Japan-U.S. nuclear pact extended amid international concern about plutonium stockpile
Along with the United States, a number of other countries have expressed concern about Japan's plutonium stockpiles, but as neither side reviewed the pact after the 30-year term beginning in July 1988, it has been extended by default.
The extension of the pact, which can be terminated by either side six months after notification is given, has raised concerns over the future course of action regarding Japan's extensive stockpiles.
Japan currently has 47 tons of plutonium and while it is the only country without nuclear weapons that is allowed to reprocess spent nuclear fuel, it has enough plutonium to theoretically make about 6,000 plutonium-cored atomic bombs.
Japan's Foreign Minister Taro Kono on Tuesday told a press briefing on the matter that Japan intends to reduce the amount of plutonium it possesses.
"Japan will do all it can to maintain the nuclear nonproliferation regime while keeping the Japan-U.S. nuclear pact," Kono said.
"It will be important to make efforts toward reducing the large amount of plutonium that Japan possesses," he added, referring to an energy plan outlined in July.
Under pressure from the international community, the Japan Atomic Energy Commission (JAEC), which operates under the auspices of the Cabinet Office, outlined in July its plan to reduce the stockpile of plutonium.
In the commission's latest white paper on nuclear power utilization, it states that its goal is to reduce the plutonium stockpile by a nuclear power generation method utilizing fuel recycling.

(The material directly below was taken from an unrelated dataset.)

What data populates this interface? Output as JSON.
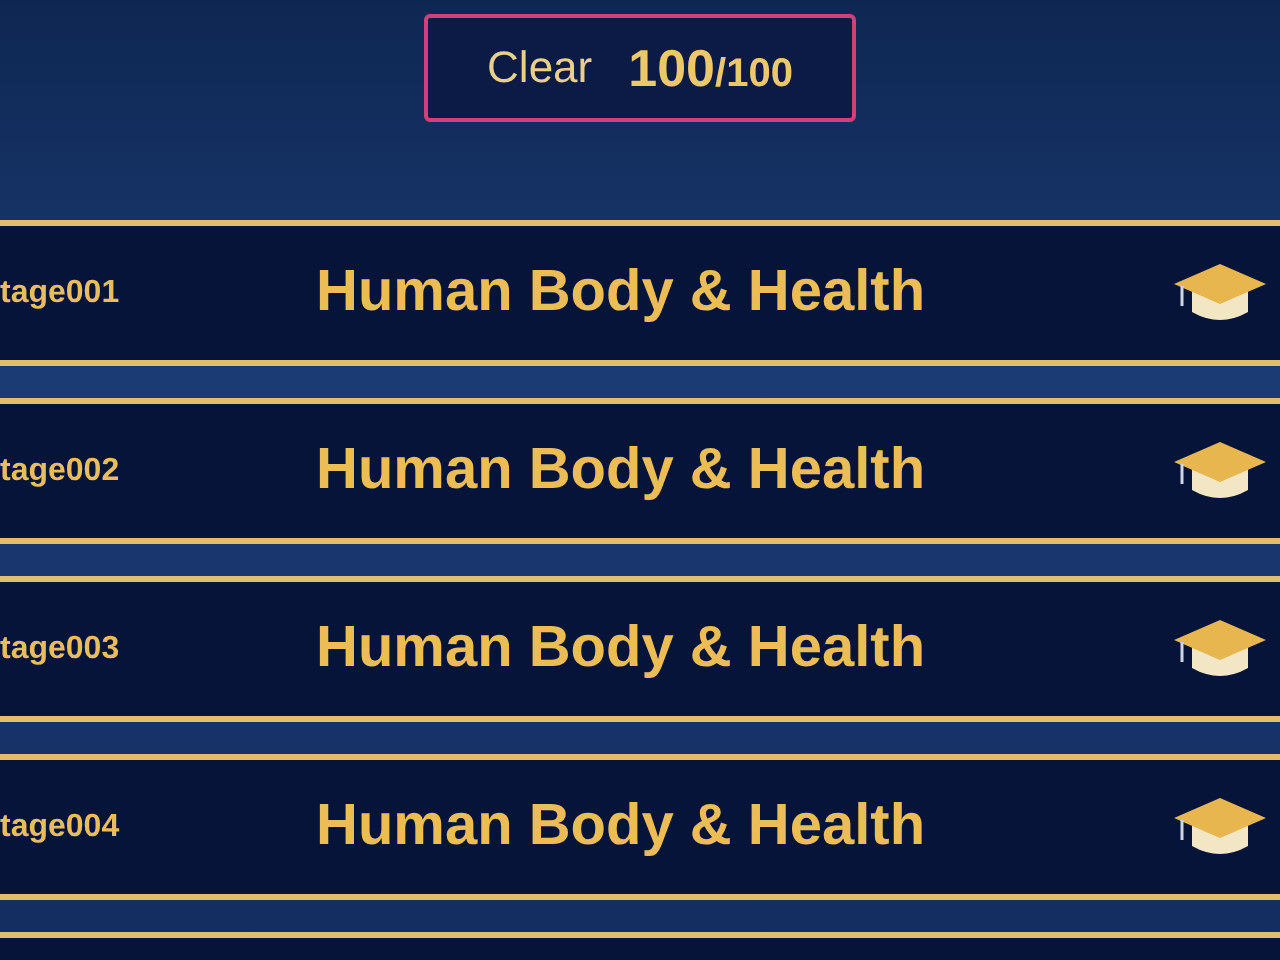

This method, stated in the white paper and referred to as the only realistic way to reduce the stockpile, is known as plutonium-thermal (pluthermal) power generation.
Pluthermal power generation sees plutonium- uranium mixed oxide (MOX) fuel burned at fast-breeder or normal nuclear reactors.
However, following the 2011 Fukushima nuclear disaster, the majority of Japan's nuclear reactors remain offline for safety inspections amid widespread public opposition over the safety of the aged plants.
The administration of Prime Minister Shinzo Abe, nevertheless, is pushing for the restart of the idled reactors following their clearance of enhanced safety inspections in the wake of the Fukushima disaster.
But amid public concern over safety, the JAEC's time-frame for lowering Japan's plutonium stockpiles by pluthermal power generation, remains uncertain. ■